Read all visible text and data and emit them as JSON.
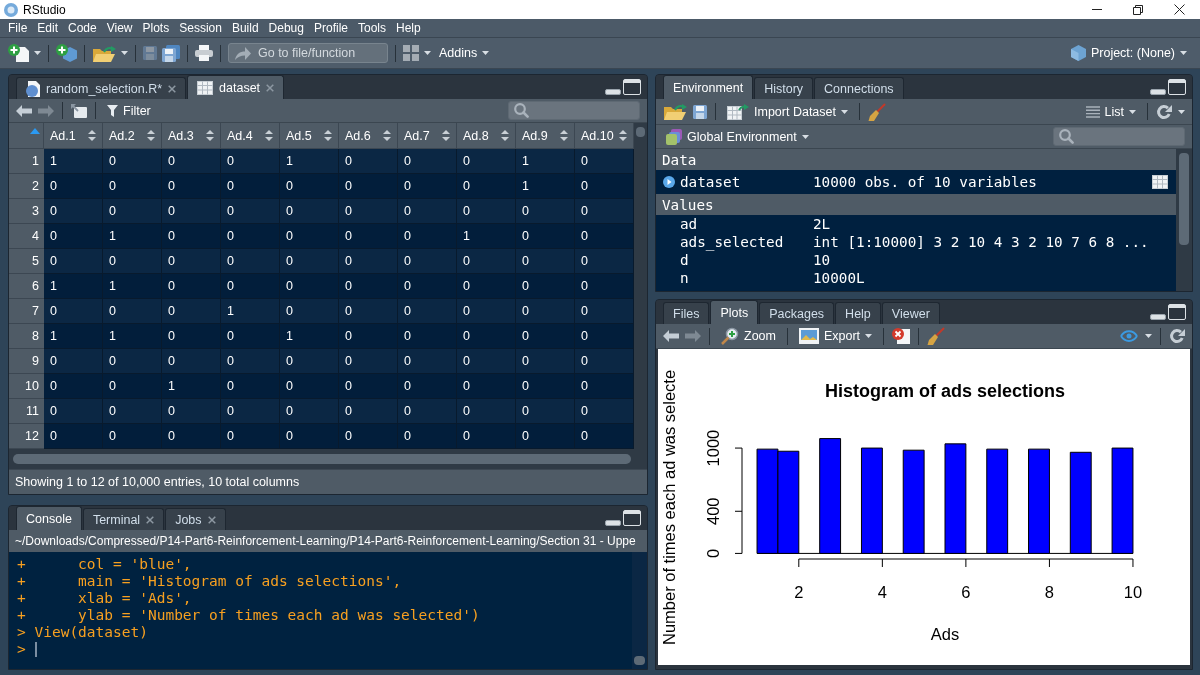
{
  "window": {
    "title": "RStudio"
  },
  "menu": [
    "File",
    "Edit",
    "Code",
    "View",
    "Plots",
    "Session",
    "Build",
    "Debug",
    "Profile",
    "Tools",
    "Help"
  ],
  "main_toolbar": {
    "save": {
      "disabled": true
    },
    "go_to": {
      "placeholder": "Go to file/function"
    },
    "addins": "Addins",
    "project": "Project: (None)"
  },
  "source_pane": {
    "tabs": [
      {
        "label": "random_selection.R*",
        "kind": "script",
        "closable": true,
        "selected": false
      },
      {
        "label": "dataset",
        "kind": "data",
        "closable": true,
        "selected": true
      }
    ],
    "toolbar": {
      "back": {
        "disabled": false
      },
      "forward": {
        "disabled": true
      },
      "filter": "Filter"
    },
    "table": {
      "columns": [
        "Ad.1",
        "Ad.2",
        "Ad.3",
        "Ad.4",
        "Ad.5",
        "Ad.6",
        "Ad.7",
        "Ad.8",
        "Ad.9",
        "Ad.10"
      ],
      "rows": [
        {
          "number": "1",
          "cells": [
            "1",
            "0",
            "0",
            "0",
            "1",
            "0",
            "0",
            "0",
            "1",
            "0"
          ]
        },
        {
          "number": "2",
          "cells": [
            "0",
            "0",
            "0",
            "0",
            "0",
            "0",
            "0",
            "0",
            "1",
            "0"
          ]
        },
        {
          "number": "3",
          "cells": [
            "0",
            "0",
            "0",
            "0",
            "0",
            "0",
            "0",
            "0",
            "0",
            "0"
          ]
        },
        {
          "number": "4",
          "cells": [
            "0",
            "1",
            "0",
            "0",
            "0",
            "0",
            "0",
            "1",
            "0",
            "0"
          ]
        },
        {
          "number": "5",
          "cells": [
            "0",
            "0",
            "0",
            "0",
            "0",
            "0",
            "0",
            "0",
            "0",
            "0"
          ]
        },
        {
          "number": "6",
          "cells": [
            "1",
            "1",
            "0",
            "0",
            "0",
            "0",
            "0",
            "0",
            "0",
            "0"
          ]
        },
        {
          "number": "7",
          "cells": [
            "0",
            "0",
            "0",
            "1",
            "0",
            "0",
            "0",
            "0",
            "0",
            "0"
          ]
        },
        {
          "number": "8",
          "cells": [
            "1",
            "1",
            "0",
            "0",
            "1",
            "0",
            "0",
            "0",
            "0",
            "0"
          ]
        },
        {
          "number": "9",
          "cells": [
            "0",
            "0",
            "0",
            "0",
            "0",
            "0",
            "0",
            "0",
            "0",
            "0"
          ]
        },
        {
          "number": "10",
          "cells": [
            "0",
            "0",
            "1",
            "0",
            "0",
            "0",
            "0",
            "0",
            "0",
            "0"
          ]
        },
        {
          "number": "11",
          "cells": [
            "0",
            "0",
            "0",
            "0",
            "0",
            "0",
            "0",
            "0",
            "0",
            "0"
          ]
        },
        {
          "number": "12",
          "cells": [
            "0",
            "0",
            "0",
            "0",
            "0",
            "0",
            "0",
            "0",
            "0",
            "0"
          ]
        }
      ]
    },
    "footer": "Showing 1 to 12 of 10,000 entries, 10 total columns"
  },
  "console_pane": {
    "tabs": [
      {
        "label": "Console",
        "closable": false,
        "selected": true
      },
      {
        "label": "Terminal",
        "closable": true,
        "selected": false
      },
      {
        "label": "Jobs",
        "closable": true,
        "selected": false
      }
    ],
    "path": "~/Downloads/Compressed/P14-Part6-Reinforcement-Learning/P14-Part6-Reinforcement-Learning/Section 31 - Uppe",
    "lines": [
      {
        "text": "+      col = 'blue',",
        "cursor": false
      },
      {
        "text": "+      main = 'Histogram of ads selections',",
        "cursor": false
      },
      {
        "text": "+      xlab = 'Ads',",
        "cursor": false
      },
      {
        "text": "+      ylab = 'Number of times each ad was selected')",
        "cursor": false
      },
      {
        "text": "> View(dataset)",
        "cursor": false
      },
      {
        "text": ">",
        "cursor": true
      }
    ]
  },
  "environment_pane": {
    "tabs": [
      {
        "label": "Environment",
        "selected": true
      },
      {
        "label": "History",
        "selected": false
      },
      {
        "label": "Connections",
        "selected": false
      }
    ],
    "toolbar": {
      "import": "Import Dataset",
      "view": "List"
    },
    "scope": "Global Environment",
    "sections": [
      {
        "title": "Data",
        "items": [
          {
            "kind": "data",
            "name": "dataset",
            "value": "10000 obs. of 10 variables"
          }
        ]
      },
      {
        "title": "Values",
        "items": [
          {
            "kind": "value",
            "name": "ad",
            "value": "2L"
          },
          {
            "kind": "value",
            "name": "ads_selected",
            "value": "int [1:10000] 3 2 10 4 3 2 10 7 6 8 ..."
          },
          {
            "kind": "value",
            "name": "d",
            "value": "10"
          },
          {
            "kind": "value",
            "name": "n",
            "value": "10000L"
          }
        ]
      }
    ]
  },
  "plots_pane": {
    "tabs": [
      {
        "label": "Files",
        "selected": false
      },
      {
        "label": "Plots",
        "selected": true
      },
      {
        "label": "Packages",
        "selected": false
      },
      {
        "label": "Help",
        "selected": false
      },
      {
        "label": "Viewer",
        "selected": false
      }
    ],
    "toolbar": {
      "back": {
        "disabled": false
      },
      "forward": {
        "disabled": true
      },
      "zoom": "Zoom",
      "export": "Export"
    },
    "chart_data": {
      "type": "bar",
      "title": "Histogram of ads selections",
      "xlabel": "Ads",
      "ylabel": "Number of times each ad was selecte",
      "x": [
        1.25,
        1.75,
        2.75,
        3.75,
        4.75,
        5.75,
        6.75,
        7.75,
        8.75,
        9.75
      ],
      "series": [
        {
          "color": "#0000ff",
          "values": [
            990,
            970,
            1090,
            1000,
            980,
            1040,
            990,
            990,
            960,
            1000
          ]
        }
      ],
      "xlim": [
        1,
        10
      ],
      "ylim": [
        0,
        1090
      ],
      "xticks": [
        2,
        4,
        6,
        8,
        10
      ],
      "yticks": [
        0,
        400,
        1000
      ]
    }
  }
}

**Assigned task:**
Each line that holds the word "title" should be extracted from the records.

**Answer for the task:**
    "title": "RStudio"
        "title": "Data",
        "title": "Values",
      "title": "Histogram of ads selections",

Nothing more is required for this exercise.